What you should do:
In your copy, reproduce each entry exactly and leave out the pictures.

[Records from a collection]

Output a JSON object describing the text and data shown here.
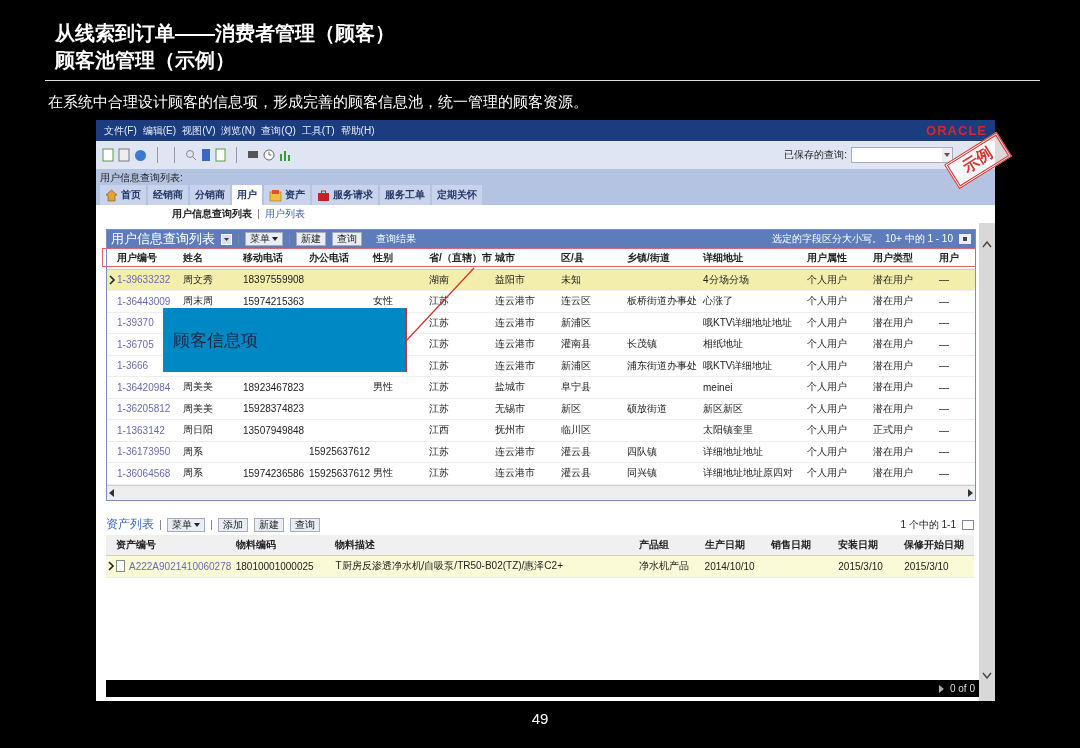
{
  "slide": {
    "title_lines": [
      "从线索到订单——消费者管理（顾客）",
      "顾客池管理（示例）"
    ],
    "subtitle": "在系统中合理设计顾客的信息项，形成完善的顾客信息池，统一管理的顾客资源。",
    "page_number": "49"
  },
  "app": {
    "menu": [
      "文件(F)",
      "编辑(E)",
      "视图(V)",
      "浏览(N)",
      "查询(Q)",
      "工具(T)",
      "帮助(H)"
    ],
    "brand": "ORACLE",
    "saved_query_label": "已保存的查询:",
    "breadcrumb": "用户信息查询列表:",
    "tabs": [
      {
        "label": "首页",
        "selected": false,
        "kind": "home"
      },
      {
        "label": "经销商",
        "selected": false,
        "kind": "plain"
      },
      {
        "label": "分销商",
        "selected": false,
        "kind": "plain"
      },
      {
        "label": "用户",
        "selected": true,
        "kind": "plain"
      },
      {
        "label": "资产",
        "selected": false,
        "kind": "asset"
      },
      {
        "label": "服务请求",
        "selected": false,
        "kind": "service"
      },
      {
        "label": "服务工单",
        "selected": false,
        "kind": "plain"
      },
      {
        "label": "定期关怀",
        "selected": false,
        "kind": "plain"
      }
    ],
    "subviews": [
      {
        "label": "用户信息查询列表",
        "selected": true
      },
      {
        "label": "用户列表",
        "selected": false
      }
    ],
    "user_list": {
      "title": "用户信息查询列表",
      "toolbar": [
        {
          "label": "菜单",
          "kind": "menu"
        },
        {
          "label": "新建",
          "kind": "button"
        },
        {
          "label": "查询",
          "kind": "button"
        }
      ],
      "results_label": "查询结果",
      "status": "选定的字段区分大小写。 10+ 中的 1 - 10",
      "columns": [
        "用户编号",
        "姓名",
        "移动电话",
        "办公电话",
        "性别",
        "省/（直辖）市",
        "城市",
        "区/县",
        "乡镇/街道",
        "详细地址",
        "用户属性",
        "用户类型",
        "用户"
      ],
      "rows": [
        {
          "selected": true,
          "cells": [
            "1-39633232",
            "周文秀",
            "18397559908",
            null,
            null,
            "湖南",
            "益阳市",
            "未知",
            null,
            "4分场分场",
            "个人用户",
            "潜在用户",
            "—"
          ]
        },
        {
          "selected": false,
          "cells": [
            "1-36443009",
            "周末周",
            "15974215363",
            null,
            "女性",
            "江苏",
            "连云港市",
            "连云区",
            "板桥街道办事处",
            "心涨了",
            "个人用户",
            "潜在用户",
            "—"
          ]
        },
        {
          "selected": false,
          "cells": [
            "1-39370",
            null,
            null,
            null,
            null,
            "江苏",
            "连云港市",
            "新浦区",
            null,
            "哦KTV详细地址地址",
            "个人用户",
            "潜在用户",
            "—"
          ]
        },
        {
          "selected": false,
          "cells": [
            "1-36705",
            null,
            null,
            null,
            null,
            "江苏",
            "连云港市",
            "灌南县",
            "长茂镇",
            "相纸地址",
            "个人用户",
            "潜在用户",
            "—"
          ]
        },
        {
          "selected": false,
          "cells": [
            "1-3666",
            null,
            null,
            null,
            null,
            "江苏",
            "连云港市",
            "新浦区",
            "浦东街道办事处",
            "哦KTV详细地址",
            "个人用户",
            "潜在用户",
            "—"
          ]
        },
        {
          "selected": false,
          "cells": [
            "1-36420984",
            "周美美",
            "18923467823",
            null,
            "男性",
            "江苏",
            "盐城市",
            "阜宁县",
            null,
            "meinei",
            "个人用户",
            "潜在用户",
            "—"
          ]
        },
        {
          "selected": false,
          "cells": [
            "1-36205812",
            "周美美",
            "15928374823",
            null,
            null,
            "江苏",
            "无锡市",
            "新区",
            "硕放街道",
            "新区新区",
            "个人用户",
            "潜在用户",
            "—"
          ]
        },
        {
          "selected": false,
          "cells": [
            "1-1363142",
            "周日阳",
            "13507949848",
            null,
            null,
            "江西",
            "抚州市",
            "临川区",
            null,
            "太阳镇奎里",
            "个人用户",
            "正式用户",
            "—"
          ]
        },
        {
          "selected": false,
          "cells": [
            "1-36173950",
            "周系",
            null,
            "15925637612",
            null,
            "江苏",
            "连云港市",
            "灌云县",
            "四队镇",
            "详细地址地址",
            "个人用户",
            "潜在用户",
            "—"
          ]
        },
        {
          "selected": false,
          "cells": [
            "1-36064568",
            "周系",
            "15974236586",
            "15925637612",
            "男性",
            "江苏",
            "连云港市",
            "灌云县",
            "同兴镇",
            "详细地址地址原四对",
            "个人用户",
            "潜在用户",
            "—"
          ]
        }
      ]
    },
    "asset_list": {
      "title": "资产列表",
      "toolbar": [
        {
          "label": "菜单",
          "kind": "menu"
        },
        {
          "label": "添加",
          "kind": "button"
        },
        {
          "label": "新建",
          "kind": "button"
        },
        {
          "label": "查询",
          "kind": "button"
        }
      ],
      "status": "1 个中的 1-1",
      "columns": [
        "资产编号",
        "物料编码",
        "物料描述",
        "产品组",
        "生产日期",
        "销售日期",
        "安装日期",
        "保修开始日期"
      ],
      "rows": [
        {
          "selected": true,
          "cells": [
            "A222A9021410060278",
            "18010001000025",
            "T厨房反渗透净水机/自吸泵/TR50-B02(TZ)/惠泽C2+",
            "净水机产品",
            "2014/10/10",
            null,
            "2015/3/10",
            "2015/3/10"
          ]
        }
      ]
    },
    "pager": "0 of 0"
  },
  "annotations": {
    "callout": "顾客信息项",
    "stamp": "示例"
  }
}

Exercise output:
Output a JSON object describing the text and data shown here.
{
  "slide": {
    "title_lines": [
      "从线索到订单——消费者管理（顾客）",
      "顾客池管理（示例）"
    ],
    "subtitle": "在系统中合理设计顾客的信息项，形成完善的顾客信息池，统一管理的顾客资源。",
    "page_number": "49"
  },
  "app": {
    "menu": [
      "文件(F)",
      "编辑(E)",
      "视图(V)",
      "浏览(N)",
      "查询(Q)",
      "工具(T)",
      "帮助(H)"
    ],
    "brand": "ORACLE",
    "saved_query_label": "已保存的查询:",
    "breadcrumb": "用户信息查询列表:",
    "tabs": [
      {
        "label": "首页",
        "selected": false,
        "kind": "home"
      },
      {
        "label": "经销商",
        "selected": false,
        "kind": "plain"
      },
      {
        "label": "分销商",
        "selected": false,
        "kind": "plain"
      },
      {
        "label": "用户",
        "selected": true,
        "kind": "plain"
      },
      {
        "label": "资产",
        "selected": false,
        "kind": "asset"
      },
      {
        "label": "服务请求",
        "selected": false,
        "kind": "service"
      },
      {
        "label": "服务工单",
        "selected": false,
        "kind": "plain"
      },
      {
        "label": "定期关怀",
        "selected": false,
        "kind": "plain"
      }
    ],
    "subviews": [
      {
        "label": "用户信息查询列表",
        "selected": true
      },
      {
        "label": "用户列表",
        "selected": false
      }
    ],
    "user_list": {
      "title": "用户信息查询列表",
      "toolbar": [
        {
          "label": "菜单",
          "kind": "menu"
        },
        {
          "label": "新建",
          "kind": "button"
        },
        {
          "label": "查询",
          "kind": "button"
        }
      ],
      "results_label": "查询结果",
      "status": "选定的字段区分大小写。 10+ 中的 1 - 10",
      "columns": [
        "用户编号",
        "姓名",
        "移动电话",
        "办公电话",
        "性别",
        "省/（直辖）市",
        "城市",
        "区/县",
        "乡镇/街道",
        "详细地址",
        "用户属性",
        "用户类型",
        "用户"
      ],
      "rows": [
        {
          "selected": true,
          "cells": [
            "1-39633232",
            "周文秀",
            "18397559908",
            null,
            null,
            "湖南",
            "益阳市",
            "未知",
            null,
            "4分场分场",
            "个人用户",
            "潜在用户",
            "—"
          ]
        },
        {
          "selected": false,
          "cells": [
            "1-36443009",
            "周末周",
            "15974215363",
            null,
            "女性",
            "江苏",
            "连云港市",
            "连云区",
            "板桥街道办事处",
            "心涨了",
            "个人用户",
            "潜在用户",
            "—"
          ]
        },
        {
          "selected": false,
          "cells": [
            "1-39370",
            null,
            null,
            null,
            null,
            "江苏",
            "连云港市",
            "新浦区",
            null,
            "哦KTV详细地址地址",
            "个人用户",
            "潜在用户",
            "—"
          ]
        },
        {
          "selected": false,
          "cells": [
            "1-36705",
            null,
            null,
            null,
            null,
            "江苏",
            "连云港市",
            "灌南县",
            "长茂镇",
            "相纸地址",
            "个人用户",
            "潜在用户",
            "—"
          ]
        },
        {
          "selected": false,
          "cells": [
            "1-3666",
            null,
            null,
            null,
            null,
            "江苏",
            "连云港市",
            "新浦区",
            "浦东街道办事处",
            "哦KTV详细地址",
            "个人用户",
            "潜在用户",
            "—"
          ]
        },
        {
          "selected": false,
          "cells": [
            "1-36420984",
            "周美美",
            "18923467823",
            null,
            "男性",
            "江苏",
            "盐城市",
            "阜宁县",
            null,
            "meinei",
            "个人用户",
            "潜在用户",
            "—"
          ]
        },
        {
          "selected": false,
          "cells": [
            "1-36205812",
            "周美美",
            "15928374823",
            null,
            null,
            "江苏",
            "无锡市",
            "新区",
            "硕放街道",
            "新区新区",
            "个人用户",
            "潜在用户",
            "—"
          ]
        },
        {
          "selected": false,
          "cells": [
            "1-1363142",
            "周日阳",
            "13507949848",
            null,
            null,
            "江西",
            "抚州市",
            "临川区",
            null,
            "太阳镇奎里",
            "个人用户",
            "正式用户",
            "—"
          ]
        },
        {
          "selected": false,
          "cells": [
            "1-36173950",
            "周系",
            null,
            "15925637612",
            null,
            "江苏",
            "连云港市",
            "灌云县",
            "四队镇",
            "详细地址地址",
            "个人用户",
            "潜在用户",
            "—"
          ]
        },
        {
          "selected": false,
          "cells": [
            "1-36064568",
            "周系",
            "15974236586",
            "15925637612",
            "男性",
            "江苏",
            "连云港市",
            "灌云县",
            "同兴镇",
            "详细地址地址原四对",
            "个人用户",
            "潜在用户",
            "—"
          ]
        }
      ]
    },
    "asset_list": {
      "title": "资产列表",
      "toolbar": [
        {
          "label": "菜单",
          "kind": "menu"
        },
        {
          "label": "添加",
          "kind": "button"
        },
        {
          "label": "新建",
          "kind": "button"
        },
        {
          "label": "查询",
          "kind": "button"
        }
      ],
      "status": "1 个中的 1-1",
      "columns": [
        "资产编号",
        "物料编码",
        "物料描述",
        "产品组",
        "生产日期",
        "销售日期",
        "安装日期",
        "保修开始日期"
      ],
      "rows": [
        {
          "selected": true,
          "cells": [
            "A222A9021410060278",
            "18010001000025",
            "T厨房反渗透净水机/自吸泵/TR50-B02(TZ)/惠泽C2+",
            "净水机产品",
            "2014/10/10",
            null,
            "2015/3/10",
            "2015/3/10"
          ]
        }
      ]
    },
    "pager": "0 of 0"
  },
  "annotations": {
    "callout": "顾客信息项",
    "stamp": "示例"
  }
}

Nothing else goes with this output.